Bem Solution To Transient Free Convective Heat Transfer In A Viscous, Electrically Conducting, And Heat Generating Fluid
Abbreviated Journal Title
Numer. Heat Tranf. A-Appl.
FLOWS; Thermodynamics; Mechanics
The nonlinear partial differential equations for the transient free convective heat transfer in a viscous, electrically conducting, and heat-generating fluid past a vertical porous plate in the presence of free stream oscillations are solved by the boundary element method (BEM). Time-dependent fundamental solutions are employed in a time marching scheme to resolve the field variables. Numerical results are compared with previously reported analytical solutions in order to validate the developed BEM algorithm. These previous studies reported results for simpler versions of our problem, in which the convective effects in the momentum and energy equations were neglected in order to obtain analytical numerical solutions. Our BEM results ore shown to be in close agreement with the reported data. The effects of convection currents, the temperatue-dependent heat sources (or sinks), the magnetic currents, and the viscous dissipation on the flow and heat transfer characteristics are assessed in a parametric study, which considers a variety of the dimensionless parameters Gr, Ec, Pr, M, and gamma. It is observed that gamma plays an important role in delaying the fluid flow reversal, present in the case of air, and acts to enhance the effect of Gr in augmenting the rate of heat transfer at the wad. The shin friction is observed to be an increasing function of Gr, Ec, and gamma and a decreasing function of M and Pr. However, the rate of heat transfer (in an absolute sense) is an increasing function of M, gamma, Gr and Ec and a decreasing function of Pr. Of all the parameters, the Prandtl number has the strongest effect on the flow and heat transfer characteristics.
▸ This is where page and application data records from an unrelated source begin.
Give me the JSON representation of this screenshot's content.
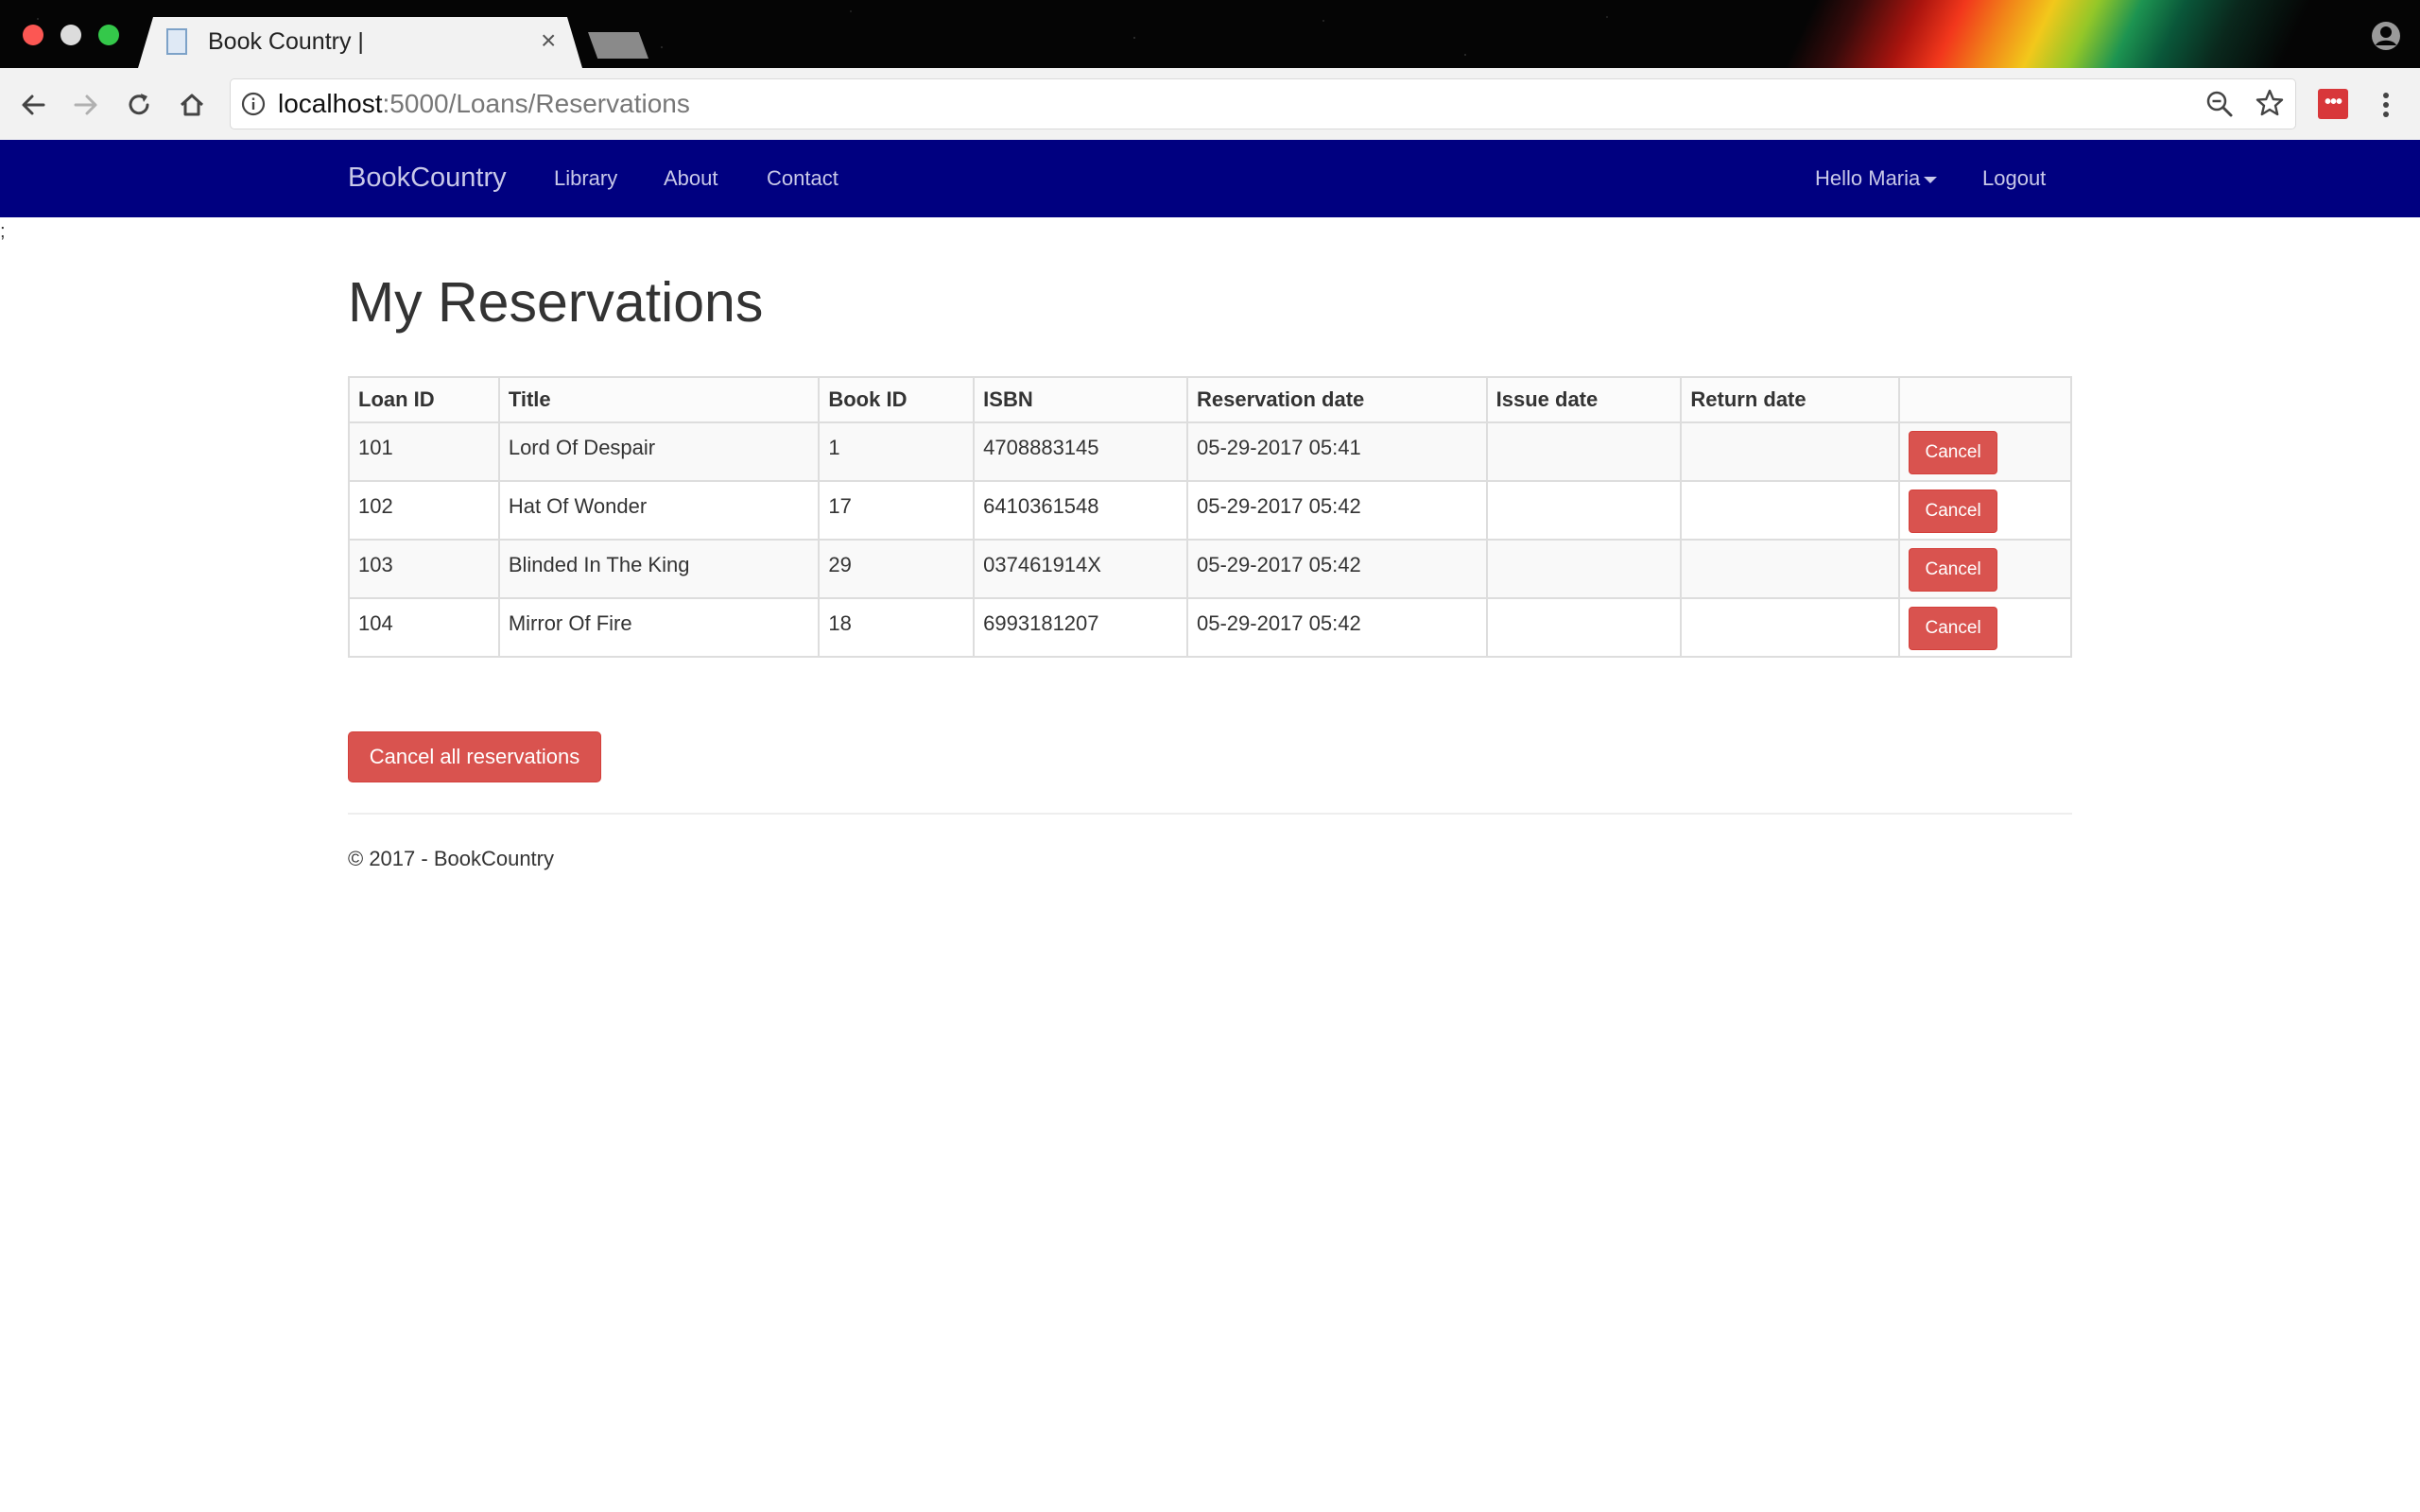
{
  "browser": {
    "tab_title": "Book Country |",
    "tab_close": "×",
    "url_host": "localhost",
    "url_rest": ":5000/Loans/Reservations",
    "extension_label": "•••"
  },
  "navbar": {
    "brand": "BookCountry",
    "links": [
      "Library",
      "About",
      "Contact"
    ],
    "user_greeting": "Hello Maria",
    "logout": "Logout",
    "color": "#000080"
  },
  "stray_text": ";",
  "page": {
    "title": "My Reservations",
    "table": {
      "headers": [
        "Loan ID",
        "Title",
        "Book ID",
        "ISBN",
        "Reservation date",
        "Issue date",
        "Return date",
        ""
      ],
      "rows": [
        {
          "loan_id": "101",
          "title": "Lord Of Despair",
          "book_id": "1",
          "isbn": "4708883145",
          "reservation_date": "05-29-2017 05:41",
          "issue_date": "",
          "return_date": "",
          "action": "Cancel"
        },
        {
          "loan_id": "102",
          "title": "Hat Of Wonder",
          "book_id": "17",
          "isbn": "6410361548",
          "reservation_date": "05-29-2017 05:42",
          "issue_date": "",
          "return_date": "",
          "action": "Cancel"
        },
        {
          "loan_id": "103",
          "title": "Blinded In The King",
          "book_id": "29",
          "isbn": "037461914X",
          "reservation_date": "05-29-2017 05:42",
          "issue_date": "",
          "return_date": "",
          "action": "Cancel"
        },
        {
          "loan_id": "104",
          "title": "Mirror Of Fire",
          "book_id": "18",
          "isbn": "6993181207",
          "reservation_date": "05-29-2017 05:42",
          "issue_date": "",
          "return_date": "",
          "action": "Cancel"
        }
      ]
    },
    "cancel_all_label": "Cancel all reservations",
    "button_color": "#d9534f"
  },
  "footer": {
    "text": "© 2017 - BookCountry"
  }
}
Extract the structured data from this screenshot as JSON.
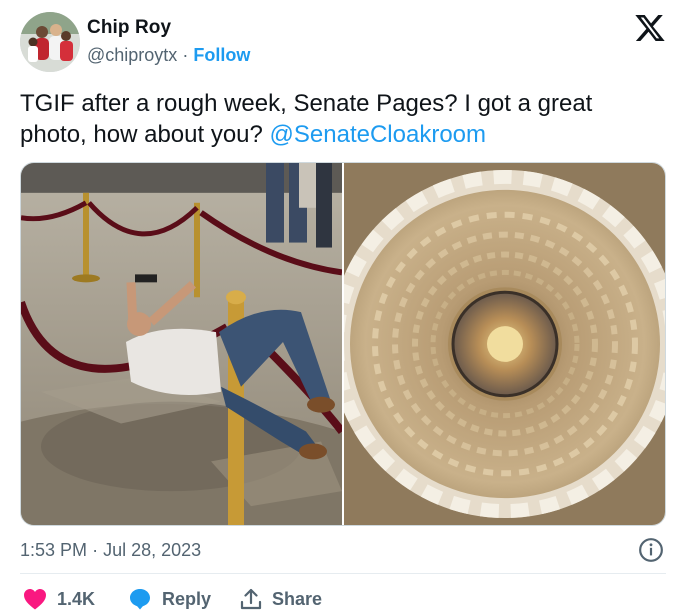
{
  "author": {
    "name": "Chip Roy",
    "handle": "@chiproytx",
    "separator": "·",
    "follow_label": "Follow"
  },
  "tweet": {
    "text_before": "TGIF after a rough week, Senate Pages?  I got a great photo, how about you? ",
    "mention": "@SenateCloakroom"
  },
  "meta": {
    "time": "1:53 PM",
    "separator": "·",
    "date": "Jul 28, 2023"
  },
  "actions": {
    "likes": "1.4K",
    "reply_label": "Reply",
    "share_label": "Share"
  },
  "icons": {
    "logo": "x-logo-icon",
    "info": "info-icon",
    "like": "heart-icon",
    "reply": "reply-bubble-icon",
    "share": "share-upload-icon"
  },
  "colors": {
    "link": "#1d9bf0",
    "secondary_text": "#536471",
    "like": "#f91880",
    "text": "#0f1419"
  }
}
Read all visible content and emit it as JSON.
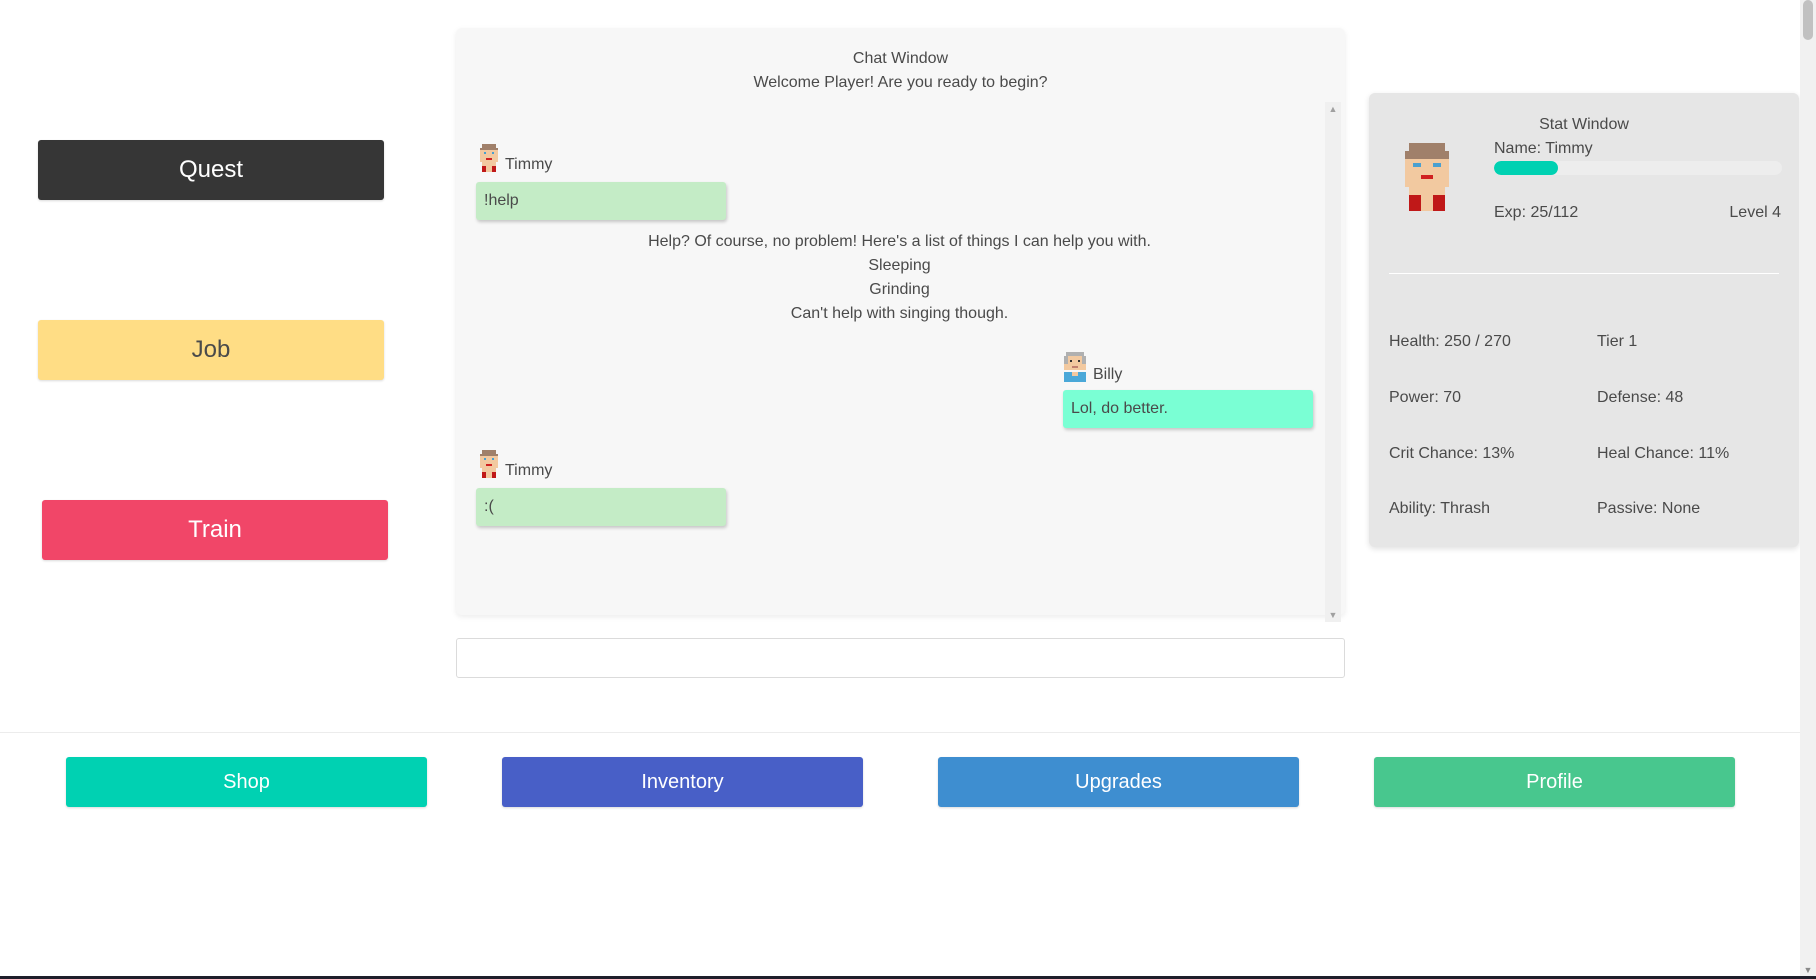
{
  "actions": {
    "quest": "Quest",
    "job": "Job",
    "train": "Train"
  },
  "chat": {
    "title": "Chat Window",
    "welcome": "Welcome Player! Are you ready to begin?",
    "messages": [
      {
        "user": "Timmy",
        "text": "!help",
        "color": "#c4ecc6"
      },
      {
        "bot_lines": [
          "Help? Of course, no problem! Here's a list of things I can help you with.",
          "Sleeping",
          "Grinding",
          "Can't help with singing though."
        ]
      },
      {
        "user": "Billy",
        "text": "Lol, do better.",
        "color": "#7affd4"
      },
      {
        "user": "Timmy",
        "text": ":(",
        "color": "#c4ecc6"
      }
    ],
    "input_value": ""
  },
  "stats": {
    "title": "Stat Window",
    "name": "Name: Timmy",
    "exp": "Exp: 25/112",
    "exp_fraction": 0.223,
    "level": "Level 4",
    "health": "Health: 250 / 270",
    "tier": "Tier 1",
    "power": "Power: 70",
    "defense": "Defense: 48",
    "crit": "Crit Chance: 13%",
    "heal": "Heal Chance: 11%",
    "ability": "Ability: Thrash",
    "passive": "Passive: None"
  },
  "nav": {
    "shop": "Shop",
    "inventory": "Inventory",
    "upgrades": "Upgrades",
    "profile": "Profile"
  },
  "colors": {
    "quest": "#363636",
    "job": "#ffdd85",
    "train": "#f14668",
    "shop": "#00d1b2",
    "inventory": "#485fc7",
    "upgrades": "#3e8ed0",
    "profile": "#48c78e",
    "exp_bar": "#00d1b2"
  }
}
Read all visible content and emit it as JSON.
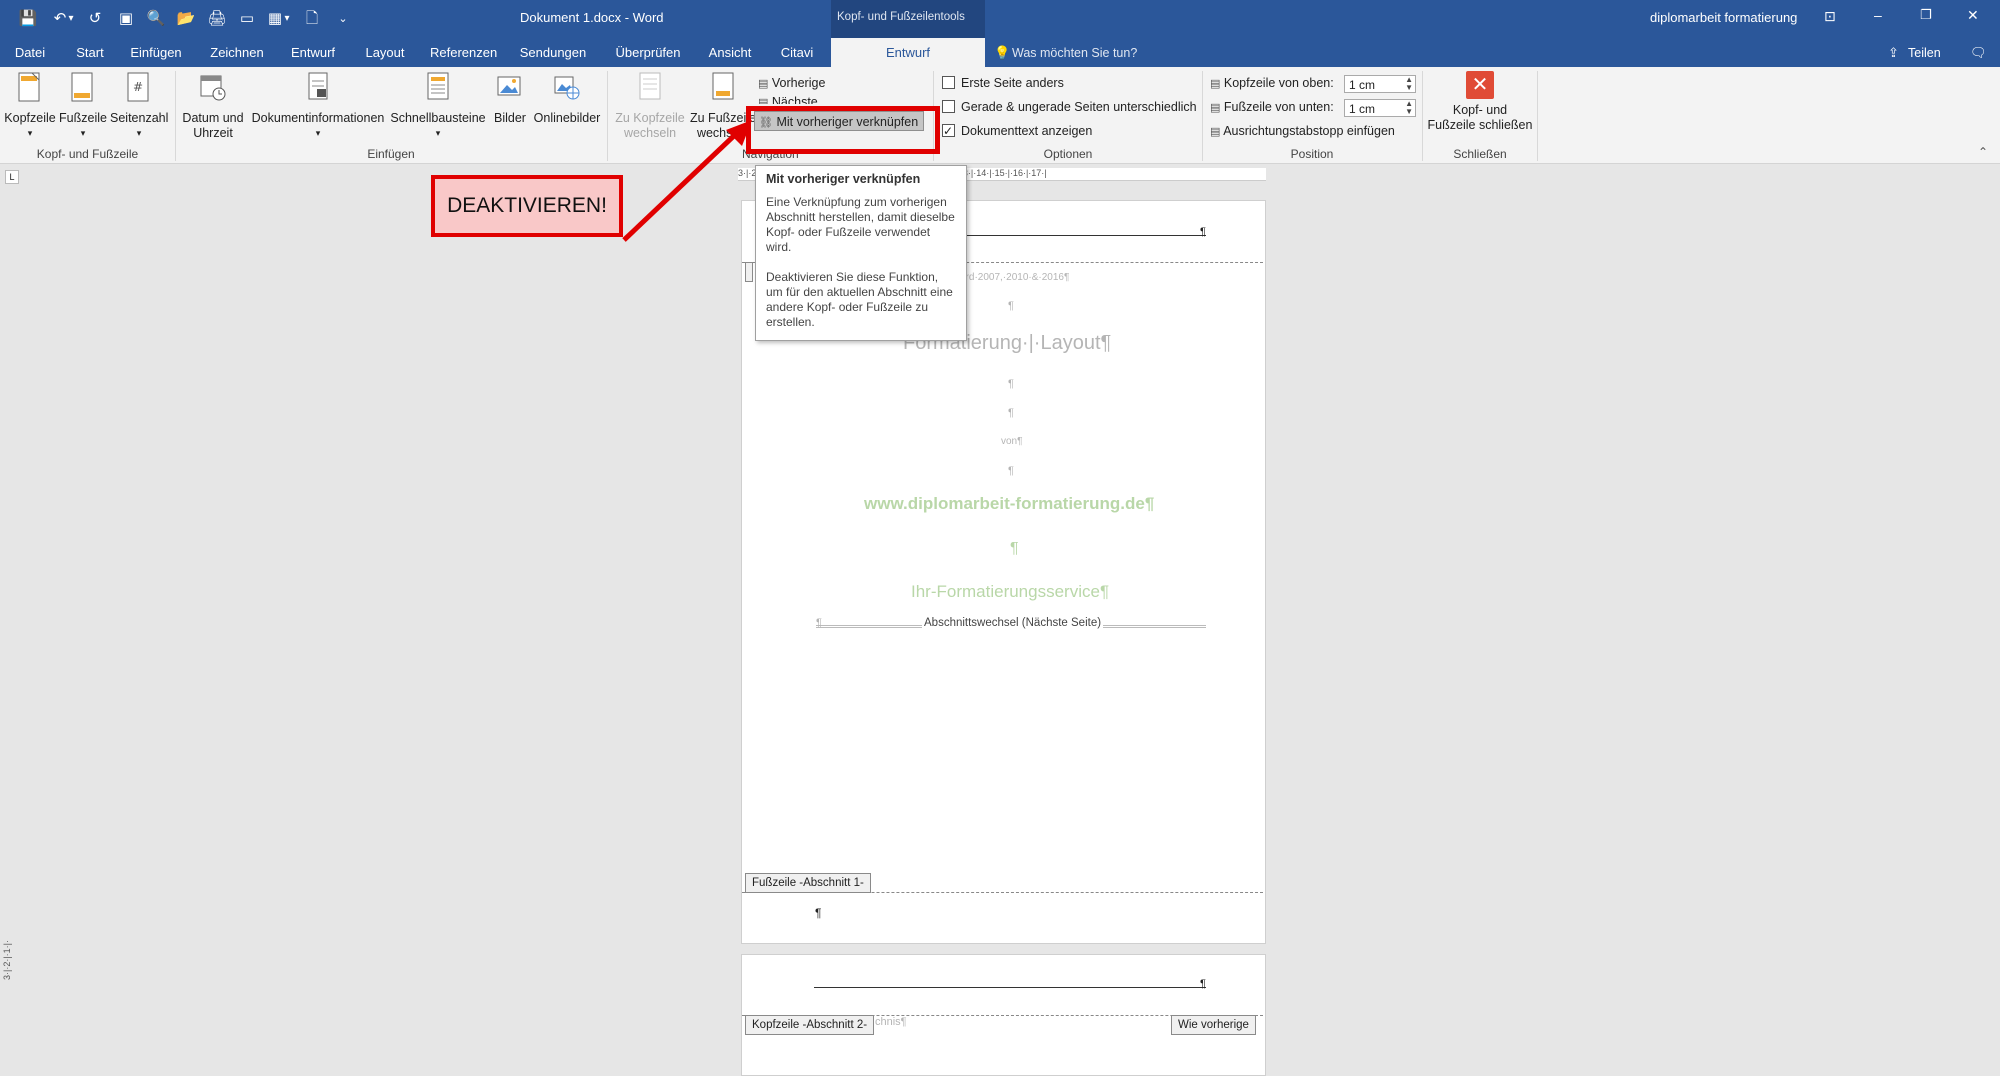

Numerical Heat Transfer Part a-Applications
"Bem Solution To Transient Free Convective Heat Transfer In A Viscous, Electrically Conducting, And Heat Generating Fluid" (1996). Faculty Bibliography 1990s. 1782.